You have a track record of putting your money in a whole range of alternative investments such as land banking, precious metals or even overseas properties. Not because you know much about the investments themselves. On the contrary, your investment knowledge as you would readily acknowledge, is rather inadequate. You invested because your friends has invited you to do so, and you cannot bear to disappoint them. Besides, the deal does sound really compelling.
If you can relate to the above, you are a Celebrity.
You are careful, methodical and analytical. At work, you could be an engineer or an accountant, a doctor or even a businessman. How well you do at work depends on how good the decisions you make, and you transfer this mindset to investing and money management.
You understand your own limitations as an investor, but yet you are quietly confident of your abilities. If you are considering an investment that is new or foreign to you, you will make an attempt to find out and learn. While you seek out advice, you do not get carried away and you are always in control of your own investing journey.
If the description fits you, you are an Individualist.
If you are none of the above, you are in denial.
In the recent decades, behavioural finance found its way into the mainstream as human beings realised that they themselves do not make rational investing decisions all the time.
To understand this ‘new’ breed of ‘irrational’ investors, we need to recognise investors as unique and each with their own characteristics, tendencies and biases, rather blanketing the entire universe of investors as one homogeneous population. Many psychographic models were designed to achieve that aim.

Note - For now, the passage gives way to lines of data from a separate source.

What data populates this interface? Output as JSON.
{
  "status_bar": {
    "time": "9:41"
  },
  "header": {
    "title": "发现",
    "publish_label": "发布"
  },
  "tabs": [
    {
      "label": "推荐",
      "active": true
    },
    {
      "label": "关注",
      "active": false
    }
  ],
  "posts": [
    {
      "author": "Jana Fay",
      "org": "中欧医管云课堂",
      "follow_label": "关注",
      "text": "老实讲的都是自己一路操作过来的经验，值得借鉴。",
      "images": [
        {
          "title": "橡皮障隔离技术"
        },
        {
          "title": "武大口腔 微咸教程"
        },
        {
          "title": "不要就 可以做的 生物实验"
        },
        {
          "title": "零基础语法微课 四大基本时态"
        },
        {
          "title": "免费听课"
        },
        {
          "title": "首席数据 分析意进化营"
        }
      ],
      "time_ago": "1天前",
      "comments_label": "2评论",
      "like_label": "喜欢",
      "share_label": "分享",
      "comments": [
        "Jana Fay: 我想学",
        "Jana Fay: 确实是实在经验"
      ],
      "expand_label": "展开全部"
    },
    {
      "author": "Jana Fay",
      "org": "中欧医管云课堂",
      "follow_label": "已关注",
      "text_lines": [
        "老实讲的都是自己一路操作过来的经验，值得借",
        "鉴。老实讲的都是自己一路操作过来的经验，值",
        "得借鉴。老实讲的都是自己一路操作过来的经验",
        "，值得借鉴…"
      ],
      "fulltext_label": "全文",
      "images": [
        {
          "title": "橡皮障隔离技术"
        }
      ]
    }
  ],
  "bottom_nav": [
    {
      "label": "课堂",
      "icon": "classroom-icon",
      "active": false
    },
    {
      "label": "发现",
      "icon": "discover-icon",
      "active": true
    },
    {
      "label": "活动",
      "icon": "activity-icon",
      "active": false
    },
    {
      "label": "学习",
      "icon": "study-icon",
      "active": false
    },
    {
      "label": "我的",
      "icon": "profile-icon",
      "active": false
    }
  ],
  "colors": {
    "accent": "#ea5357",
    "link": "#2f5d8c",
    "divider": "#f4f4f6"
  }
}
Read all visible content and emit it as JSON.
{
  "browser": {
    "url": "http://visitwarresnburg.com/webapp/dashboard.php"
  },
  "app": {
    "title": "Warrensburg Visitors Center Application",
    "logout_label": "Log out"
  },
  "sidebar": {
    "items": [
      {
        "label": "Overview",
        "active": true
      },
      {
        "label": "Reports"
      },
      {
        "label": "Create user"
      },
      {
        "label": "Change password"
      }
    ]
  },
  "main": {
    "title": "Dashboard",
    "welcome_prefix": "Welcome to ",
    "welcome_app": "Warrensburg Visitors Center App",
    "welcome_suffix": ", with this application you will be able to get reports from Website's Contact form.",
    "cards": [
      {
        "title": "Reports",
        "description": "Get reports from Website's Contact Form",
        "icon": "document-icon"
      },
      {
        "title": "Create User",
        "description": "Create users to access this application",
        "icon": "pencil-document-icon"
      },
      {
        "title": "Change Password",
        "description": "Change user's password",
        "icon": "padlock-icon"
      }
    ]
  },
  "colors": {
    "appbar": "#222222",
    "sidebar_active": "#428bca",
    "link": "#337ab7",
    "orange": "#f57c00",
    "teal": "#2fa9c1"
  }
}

Ballard, Biehl and Kaiser Model
The Bailard, Biehl and Kaiser (BB&K) model is one such instance. It measures the individual investor against two elements.
On the first aspect, the model gauges the confidence of the investor towards life in general. The confidence is transmitted in his approach towards aspects of life such as health, career and interpersonal relationships. On one end, an individual can be confident and self assured. On the other, he or she could have an anxious disposition towards life. They are often labeled as ‘worriers’.
The second aspect determines whether an individual is careful, methodical and analytical in his approach towards life, or is he more emotional, intuitive and impetuous. The former tends to employ what Daniel Kahneman terms System 2 thinking, while the latter has no qualms about relying on System 1 most of the time.
The BB&K model plots investors against these two axes. As a result, four categorisations are obtained. An individual can be confident and careful (Individualist), confident and impetuous (Adventurer), anxious and careful (Guardian) or anxious and impetuous (Celebrity). Here is what it looks like graphically.
In developing the model, the authors envisioned that it will be useful for financial advisors and investment professionals to profile clients and subsequently disburse advice accordingly. A Guardian would require a lot more reassurance while Adventurers would require constant monitoring to ensure they remain on track with their financial plan.
Personally I appreciate the simplicity and elegance of the model. I do find it a shame though, that the practical application of it has stopped at professionals and has not filtered down to the individual investor level.
Being aware of one’s strengths and weaknesses will go a long way towards better investment performance. In next week’s article I will share some tips and pitfalls for the individual profiles.